MANUFACTURING PLANNING AND SHOP FLOOR CONGESTION ANALYSIS IN MULTI-PRODUCT NETWORKS USING A DATA-DRIVEN APPROACH

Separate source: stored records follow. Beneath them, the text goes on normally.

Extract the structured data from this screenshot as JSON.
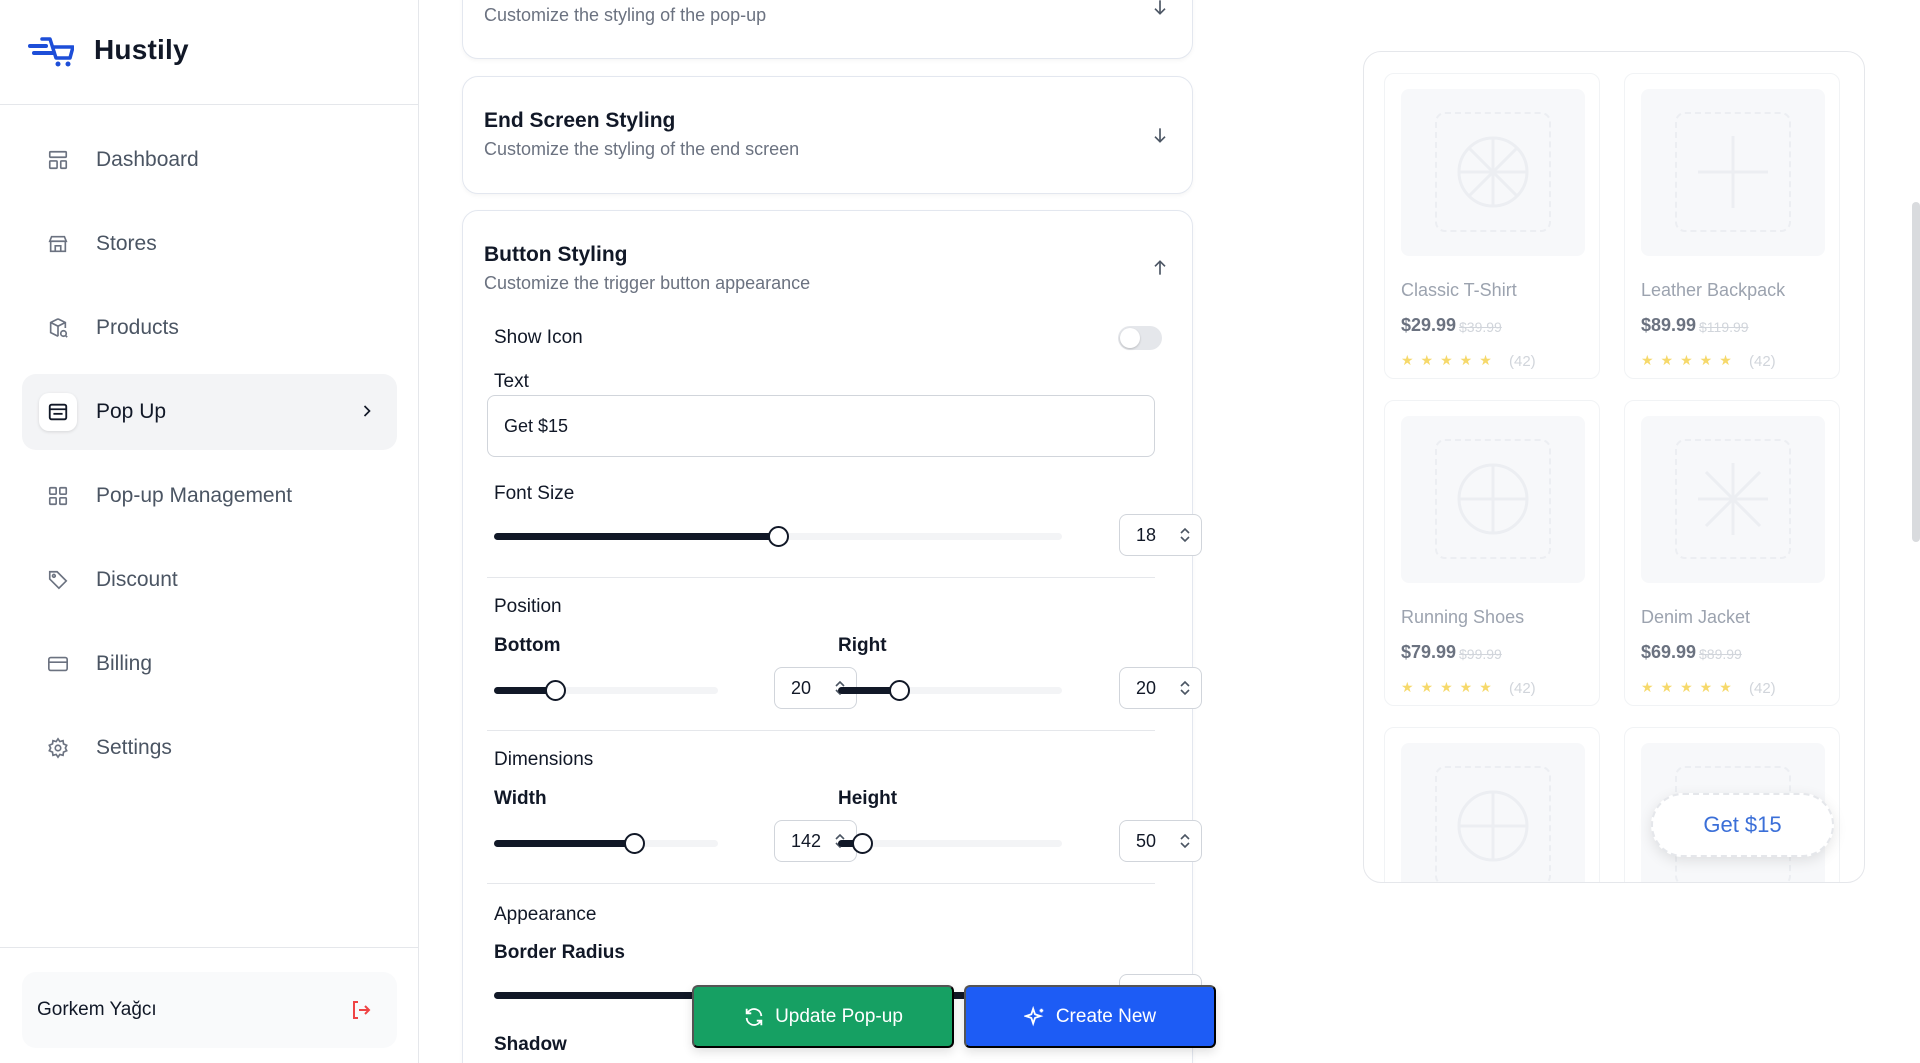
{
  "app": {
    "name": "Hustily"
  },
  "sidebar": {
    "items": [
      {
        "label": "Dashboard",
        "icon": "dashboard-icon"
      },
      {
        "label": "Stores",
        "icon": "store-icon"
      },
      {
        "label": "Products",
        "icon": "package-search-icon"
      },
      {
        "label": "Pop Up",
        "icon": "popup-icon",
        "active": true
      },
      {
        "label": "Pop-up Management",
        "icon": "grid-icon"
      },
      {
        "label": "Discount",
        "icon": "tag-icon"
      },
      {
        "label": "Billing",
        "icon": "credit-card-icon"
      },
      {
        "label": "Settings",
        "icon": "gear-icon"
      }
    ],
    "user": {
      "name": "Gorkem Yağcı"
    }
  },
  "panels": {
    "popup_styling": {
      "subtitle": "Customize the styling of the pop-up"
    },
    "end_screen": {
      "title": "End Screen Styling",
      "subtitle": "Customize the styling of the end screen"
    },
    "button_styling": {
      "title": "Button Styling",
      "subtitle": "Customize the trigger button appearance",
      "show_icon_label": "Show Icon",
      "show_icon_value": false,
      "text_label": "Text",
      "text_value": "Get $15",
      "font_size_label": "Font Size",
      "font_size_value": "18",
      "position_label": "Position",
      "bottom_label": "Bottom",
      "bottom_value": "20",
      "right_label": "Right",
      "right_value": "20",
      "dimensions_label": "Dimensions",
      "width_label": "Width",
      "width_value": "142",
      "height_label": "Height",
      "height_value": "50",
      "appearance_label": "Appearance",
      "border_radius_label": "Border Radius",
      "shadow_label": "Shadow"
    }
  },
  "actions": {
    "update_label": "Update Pop-up",
    "create_label": "Create New"
  },
  "preview": {
    "products": [
      {
        "name": "Classic T-Shirt",
        "price": "$29.99",
        "old_price": "$39.99",
        "reviews": "(42)"
      },
      {
        "name": "Leather Backpack",
        "price": "$89.99",
        "old_price": "$119.99",
        "reviews": "(42)"
      },
      {
        "name": "Running Shoes",
        "price": "$79.99",
        "old_price": "$99.99",
        "reviews": "(42)"
      },
      {
        "name": "Denim Jacket",
        "price": "$69.99",
        "old_price": "$89.99",
        "reviews": "(42)"
      }
    ],
    "stars": "★★★★★",
    "trigger_button": "Get $15"
  },
  "colors": {
    "primary_green": "#16a063",
    "primary_blue": "#1d5cf5",
    "logout_red": "#ef4444"
  }
}
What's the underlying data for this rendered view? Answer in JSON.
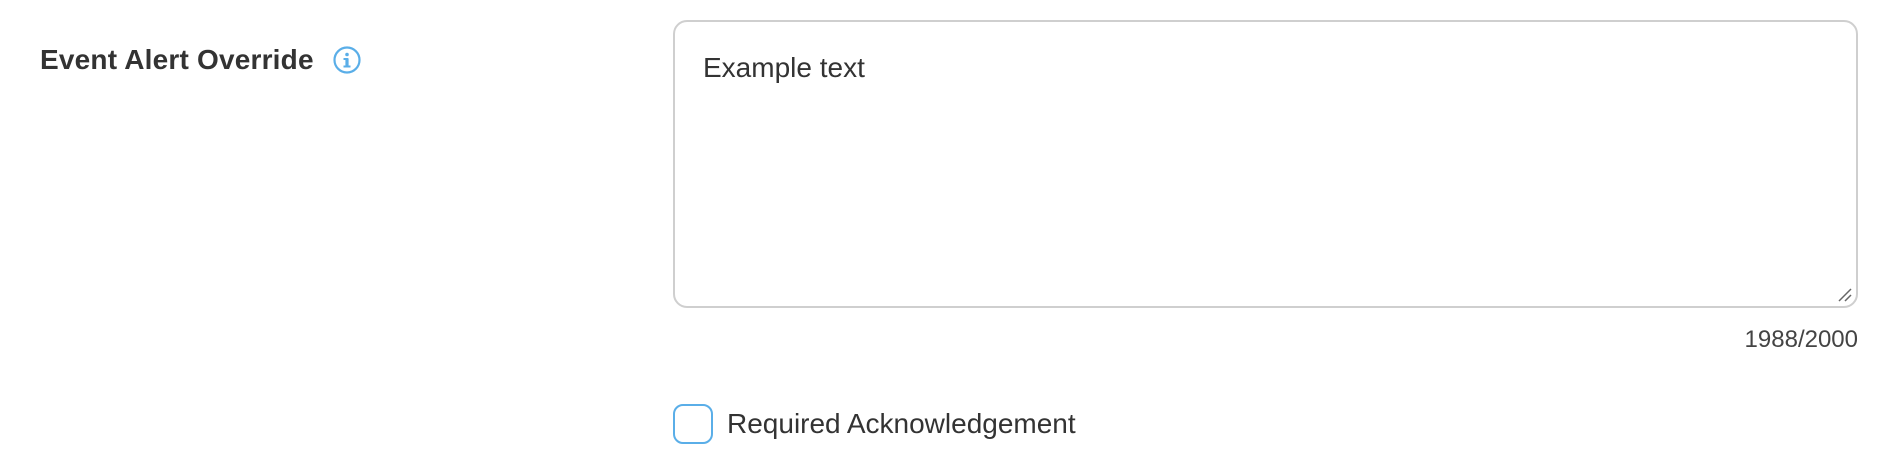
{
  "field": {
    "label": "Event Alert Override",
    "info_icon": "info-circle-icon",
    "textarea_value": "Example text",
    "char_count": "1988/2000"
  },
  "acknowledgement": {
    "label": "Required Acknowledgement",
    "checked": false
  },
  "colors": {
    "accent": "#5aaee8",
    "text": "#333333",
    "border": "#cfcfcf"
  }
}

The clearing function (CF) models the non-linear relationship between work-in-process (WIP) and throughput and has been proposed for production planning in environments with queuing (congestion) effects. However, incorporating the CF concept in multi-product multi-stage manufacturing networks is still a challenging problem. One approach proposed in literature is to model the CF at the bottleneck machines only. However, since the bottleneck may shift as the product mix changes and the queuing network effect is difficult to capture at the bottleneck, this approach has its limitations. The dominant method in the literature to modelling congestion in multi-product multi-stage networks is the allocated clearing function (ACF) approach. In this approach, the CF is developed at the resource level using a numerical estimation method such as discrete-event simulation. Based on these estimates, the CF is fit using piecewise linear equations. The ACF linear program (LP) then partitions the CF for resource product combinations. This thesis proposes an alternative methodology to ACF, where the release and WIP levels in each period are discrete (FPR). The CF is estimated at discrete load combinations using simulation, mean-value analysis (MVA), or queuing network analysis. A mixed-integer programming (MIP) formulation is developed to determine optimal material release. The approach is data-driven and does not require the use of a curve-fitting function. The CF estimates at the discrete lattice points in this approach are network based, as opposed to resource based as in ACF. The MIP behaviour is illustrated using the MVA approximation for a well-known multi-product re-entrant semiconductor manufacturing case in the literature. The FPR-MIP formulation is extended to allow release quantities between the lattice points using a cubic approximation technique (CA). This approach allows the MIP to potentially obtain better solutions in continuous space and can be seen as a generalization of piecewise linearization for the single product case. A detailed comparison between FPR and CA is discussed using an example case. Finally, FPR and CA are compared and contrasted with the ACF approach. In summary, this thesis presents an alternative approach to the state-of-art in the modelling of congestion in manufacturing networks.